Singapore is likely to tighten monetary policy this month, for the sixth time in a row, amid persistent price pressures in the Asian financial hub due to global supply chain disruptions.
Eleven out of the 17 analysts polled by Reuters expect the Monetary Authority of Singapore (MAS) would tighten its policy, perhaps for the last time in the current cycle in April, citing the need to tame the persistent elevated inflation.
Among the 11 analysts who see tightening, five think the MAS would steepen the slope only while six think that it would only upwardly re-centre the mid-point of the band.
Adjusting the mid-point is typically seen as a more “aggressive” tool than adjusting the slope.
Instead of interest rates, the MAS manages policy by letting the local dollar rise or fall against the currencies of its main trading partners within an undisclosed band, known as the Singapore dollar Nominal Effective Exchange Rate, or S$NEER.
It adjusts its policy via three levers: The slope, mid-point and width of the policy band.
“We firmly believe that policymakers were much more concerned about near-term price pressures last year. We see concerns shifting to the medium-term, hence the return to slope steepening,” said analysts at the Bank of America.
Six analysts expect no change to monetary policy at all, citing the weak economic outlook.
“Although inflation stayed above the official forecasts, domestic supply prices have slowed amidst falling import prices. Business expectations, the composite leading index and non-oil domestic exports have all turned negative,” said analysts at DBS.
“Given that Singapore is a price taker in the global economy, keeping the status quo on the SGD NEER policy is consistent with the trend of major central banks moving from dovish hikes towards hawkish pauses,” they added.
Singapore’s non-oil exports have contracted for five straight months.
The central bank is expected to release its next semi-annual monetary policy statement no later than Apr 14.
The MAS has tightened monetary policy five times in a row, with the latest in October in a scheduled review.

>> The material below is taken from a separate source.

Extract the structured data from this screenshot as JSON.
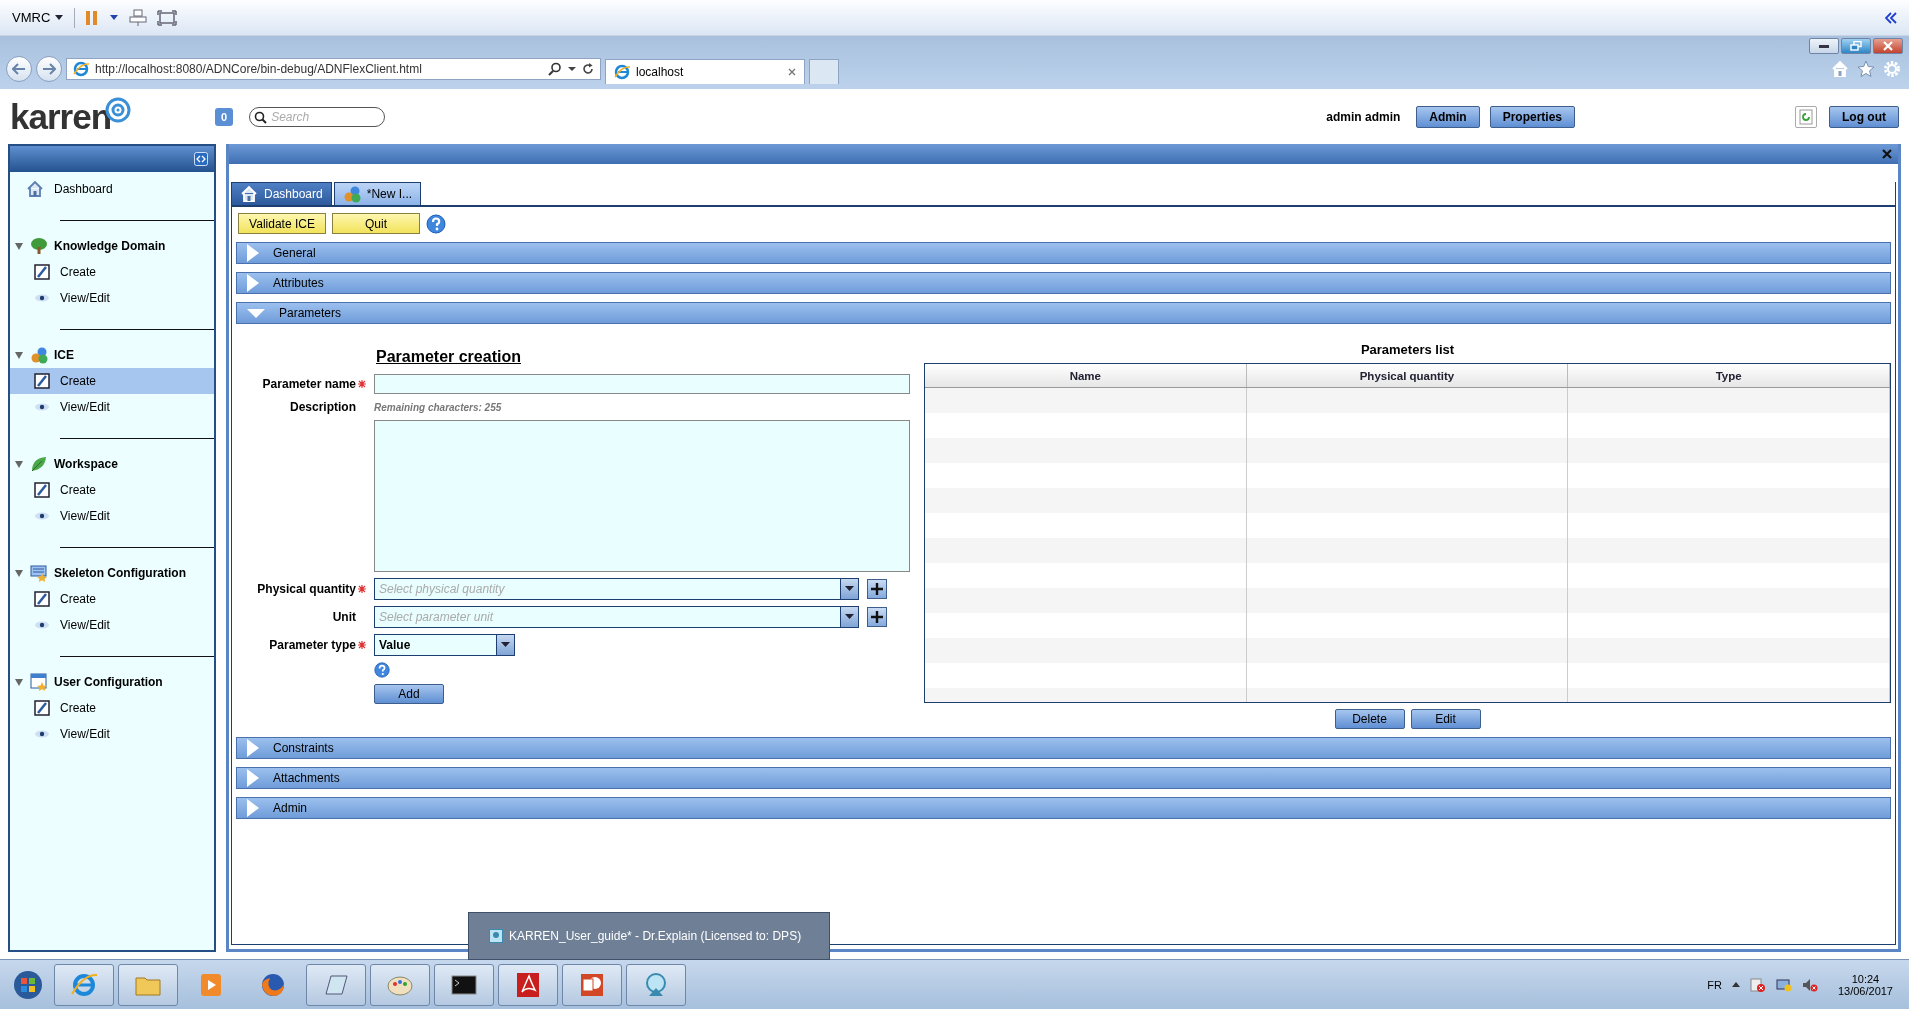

It typically holds two policy meetings each year though conducted it two additional out-of-cycle decisions last year as consumer prices surged.
Singapore’s core inflation has remained at around a 14-year high in recent months at 5.5 per cent.
MAS has said core inflation was likely to stay at about 5 per cent for the early part of 2023.
It has also projected a core inflation rate of between 3.5 per cent to 4.5 per cent in 2023, with headline inflation coming in at between 5.5 per cent and 6.5 per cent.
The government had projected gross domestic product growth to ease to 0.5 per cent to 2.5 per cent this year, from 3.6 per cent in 2022.
Singapore removed all of its COVID-19 curbs in February this year and expects the tourism sector to recover to pre-pandemic levels by 2024.